* **Exercise data**
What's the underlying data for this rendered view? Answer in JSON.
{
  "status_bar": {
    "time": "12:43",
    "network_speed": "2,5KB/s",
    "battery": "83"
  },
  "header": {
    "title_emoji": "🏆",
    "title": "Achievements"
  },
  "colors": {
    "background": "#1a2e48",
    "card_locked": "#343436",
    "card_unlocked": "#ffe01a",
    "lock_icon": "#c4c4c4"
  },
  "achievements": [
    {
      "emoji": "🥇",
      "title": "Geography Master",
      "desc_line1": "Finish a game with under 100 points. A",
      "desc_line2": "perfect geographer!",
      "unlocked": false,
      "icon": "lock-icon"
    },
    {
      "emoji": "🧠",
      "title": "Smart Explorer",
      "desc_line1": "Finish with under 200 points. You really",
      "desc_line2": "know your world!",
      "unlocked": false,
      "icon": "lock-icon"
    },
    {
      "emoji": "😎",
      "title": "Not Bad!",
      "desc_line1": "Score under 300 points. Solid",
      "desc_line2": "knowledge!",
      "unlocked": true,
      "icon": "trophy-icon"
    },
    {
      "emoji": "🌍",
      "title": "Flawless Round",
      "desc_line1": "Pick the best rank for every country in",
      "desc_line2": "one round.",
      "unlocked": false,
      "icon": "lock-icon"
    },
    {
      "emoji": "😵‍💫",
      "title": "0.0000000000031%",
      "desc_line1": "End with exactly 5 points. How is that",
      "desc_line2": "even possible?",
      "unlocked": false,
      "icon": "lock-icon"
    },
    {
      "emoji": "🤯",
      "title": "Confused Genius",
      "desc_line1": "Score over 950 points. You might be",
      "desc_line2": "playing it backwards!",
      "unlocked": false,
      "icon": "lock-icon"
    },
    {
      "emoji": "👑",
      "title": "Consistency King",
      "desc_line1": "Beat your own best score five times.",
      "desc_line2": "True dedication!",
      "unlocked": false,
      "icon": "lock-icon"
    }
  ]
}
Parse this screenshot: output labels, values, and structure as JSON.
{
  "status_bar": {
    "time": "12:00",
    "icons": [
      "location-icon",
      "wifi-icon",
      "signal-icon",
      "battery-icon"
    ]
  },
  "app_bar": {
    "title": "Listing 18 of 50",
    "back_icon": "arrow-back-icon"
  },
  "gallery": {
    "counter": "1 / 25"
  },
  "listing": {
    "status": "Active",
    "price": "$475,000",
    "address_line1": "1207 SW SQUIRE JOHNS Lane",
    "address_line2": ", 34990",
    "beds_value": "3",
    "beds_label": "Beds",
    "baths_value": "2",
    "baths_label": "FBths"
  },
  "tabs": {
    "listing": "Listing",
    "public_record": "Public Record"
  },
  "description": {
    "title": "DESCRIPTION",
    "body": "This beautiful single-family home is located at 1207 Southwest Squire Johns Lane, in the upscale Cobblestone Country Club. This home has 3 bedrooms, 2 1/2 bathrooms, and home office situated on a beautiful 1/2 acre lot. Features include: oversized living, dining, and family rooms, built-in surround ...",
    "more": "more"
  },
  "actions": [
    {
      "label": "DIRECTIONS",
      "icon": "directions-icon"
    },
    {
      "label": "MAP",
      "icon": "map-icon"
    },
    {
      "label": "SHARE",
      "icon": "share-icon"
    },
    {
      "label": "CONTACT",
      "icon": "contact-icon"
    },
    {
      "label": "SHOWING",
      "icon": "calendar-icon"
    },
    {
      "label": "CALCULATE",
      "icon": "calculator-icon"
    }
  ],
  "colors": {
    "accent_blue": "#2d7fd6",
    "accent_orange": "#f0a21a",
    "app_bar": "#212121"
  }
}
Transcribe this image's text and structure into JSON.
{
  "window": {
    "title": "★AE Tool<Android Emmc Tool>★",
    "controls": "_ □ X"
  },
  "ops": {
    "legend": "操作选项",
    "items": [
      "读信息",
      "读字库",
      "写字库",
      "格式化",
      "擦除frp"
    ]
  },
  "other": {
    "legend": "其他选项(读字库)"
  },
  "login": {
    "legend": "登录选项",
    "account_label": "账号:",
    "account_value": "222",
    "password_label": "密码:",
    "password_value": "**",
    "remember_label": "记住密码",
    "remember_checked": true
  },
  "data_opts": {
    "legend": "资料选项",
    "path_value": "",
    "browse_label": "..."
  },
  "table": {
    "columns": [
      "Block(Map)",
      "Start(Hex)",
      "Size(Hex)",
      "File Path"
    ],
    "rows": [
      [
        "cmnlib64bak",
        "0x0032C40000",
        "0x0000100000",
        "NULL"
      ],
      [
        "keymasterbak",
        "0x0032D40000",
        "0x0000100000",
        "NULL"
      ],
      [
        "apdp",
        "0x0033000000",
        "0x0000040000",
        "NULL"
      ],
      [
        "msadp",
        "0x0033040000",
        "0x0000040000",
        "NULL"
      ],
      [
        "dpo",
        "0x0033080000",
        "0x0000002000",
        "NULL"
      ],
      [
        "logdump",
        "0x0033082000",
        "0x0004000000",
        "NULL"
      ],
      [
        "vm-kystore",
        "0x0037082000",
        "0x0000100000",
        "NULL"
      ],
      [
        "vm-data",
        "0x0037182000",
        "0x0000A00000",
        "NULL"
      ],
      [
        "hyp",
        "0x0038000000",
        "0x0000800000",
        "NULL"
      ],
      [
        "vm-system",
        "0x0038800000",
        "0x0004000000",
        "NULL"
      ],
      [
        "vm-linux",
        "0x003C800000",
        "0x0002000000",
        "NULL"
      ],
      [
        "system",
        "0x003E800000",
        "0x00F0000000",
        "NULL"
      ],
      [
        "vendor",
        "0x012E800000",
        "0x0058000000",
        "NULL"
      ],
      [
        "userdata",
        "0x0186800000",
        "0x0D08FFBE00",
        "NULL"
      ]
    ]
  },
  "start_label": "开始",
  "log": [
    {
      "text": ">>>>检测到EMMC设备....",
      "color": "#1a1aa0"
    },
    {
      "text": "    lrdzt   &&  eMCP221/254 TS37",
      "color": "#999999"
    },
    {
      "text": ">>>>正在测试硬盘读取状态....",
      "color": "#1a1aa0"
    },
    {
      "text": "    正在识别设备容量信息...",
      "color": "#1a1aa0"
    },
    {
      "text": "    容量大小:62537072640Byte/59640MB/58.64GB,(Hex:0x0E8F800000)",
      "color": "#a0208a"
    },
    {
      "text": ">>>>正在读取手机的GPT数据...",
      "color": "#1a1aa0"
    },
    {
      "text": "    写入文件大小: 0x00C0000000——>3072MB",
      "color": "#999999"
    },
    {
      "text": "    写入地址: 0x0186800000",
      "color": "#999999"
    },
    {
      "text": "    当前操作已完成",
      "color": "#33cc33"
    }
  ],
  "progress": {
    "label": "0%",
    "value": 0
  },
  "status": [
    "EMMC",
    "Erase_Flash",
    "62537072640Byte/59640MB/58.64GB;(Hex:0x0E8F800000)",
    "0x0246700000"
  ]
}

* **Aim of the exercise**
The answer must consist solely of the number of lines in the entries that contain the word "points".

* **The answer**
5